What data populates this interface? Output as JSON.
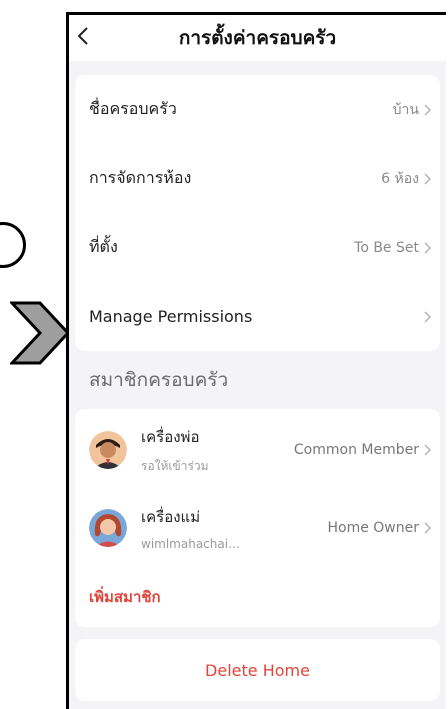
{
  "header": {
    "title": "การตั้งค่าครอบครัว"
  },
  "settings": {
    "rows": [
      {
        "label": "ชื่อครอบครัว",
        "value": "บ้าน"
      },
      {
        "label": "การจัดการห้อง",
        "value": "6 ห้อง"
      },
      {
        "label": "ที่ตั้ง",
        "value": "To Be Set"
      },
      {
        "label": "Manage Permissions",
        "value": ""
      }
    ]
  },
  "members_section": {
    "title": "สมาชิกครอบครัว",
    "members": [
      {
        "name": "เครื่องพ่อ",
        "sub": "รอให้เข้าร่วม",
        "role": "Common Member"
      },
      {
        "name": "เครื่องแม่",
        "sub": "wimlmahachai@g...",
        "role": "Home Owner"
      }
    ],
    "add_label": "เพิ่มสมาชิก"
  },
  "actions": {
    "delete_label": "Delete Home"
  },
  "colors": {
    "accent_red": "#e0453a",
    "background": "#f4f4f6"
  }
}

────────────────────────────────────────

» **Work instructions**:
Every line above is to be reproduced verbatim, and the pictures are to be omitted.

» **Exercise solution**:
What data populates this interface? Output as JSON.
{
  "header": {
    "title": "การตั้งค่าครอบครัว"
  },
  "settings": {
    "rows": [
      {
        "label": "ชื่อครอบครัว",
        "value": "บ้าน"
      },
      {
        "label": "การจัดการห้อง",
        "value": "6 ห้อง"
      },
      {
        "label": "ที่ตั้ง",
        "value": "To Be Set"
      },
      {
        "label": "Manage Permissions",
        "value": ""
      }
    ]
  },
  "members_section": {
    "title": "สมาชิกครอบครัว",
    "members": [
      {
        "name": "เครื่องพ่อ",
        "sub": "รอให้เข้าร่วม",
        "role": "Common Member"
      },
      {
        "name": "เครื่องแม่",
        "sub": "wimlmahachai@g...",
        "role": "Home Owner"
      }
    ],
    "add_label": "เพิ่มสมาชิก"
  },
  "actions": {
    "delete_label": "Delete Home"
  },
  "colors": {
    "accent_red": "#e0453a",
    "background": "#f4f4f6"
  }
}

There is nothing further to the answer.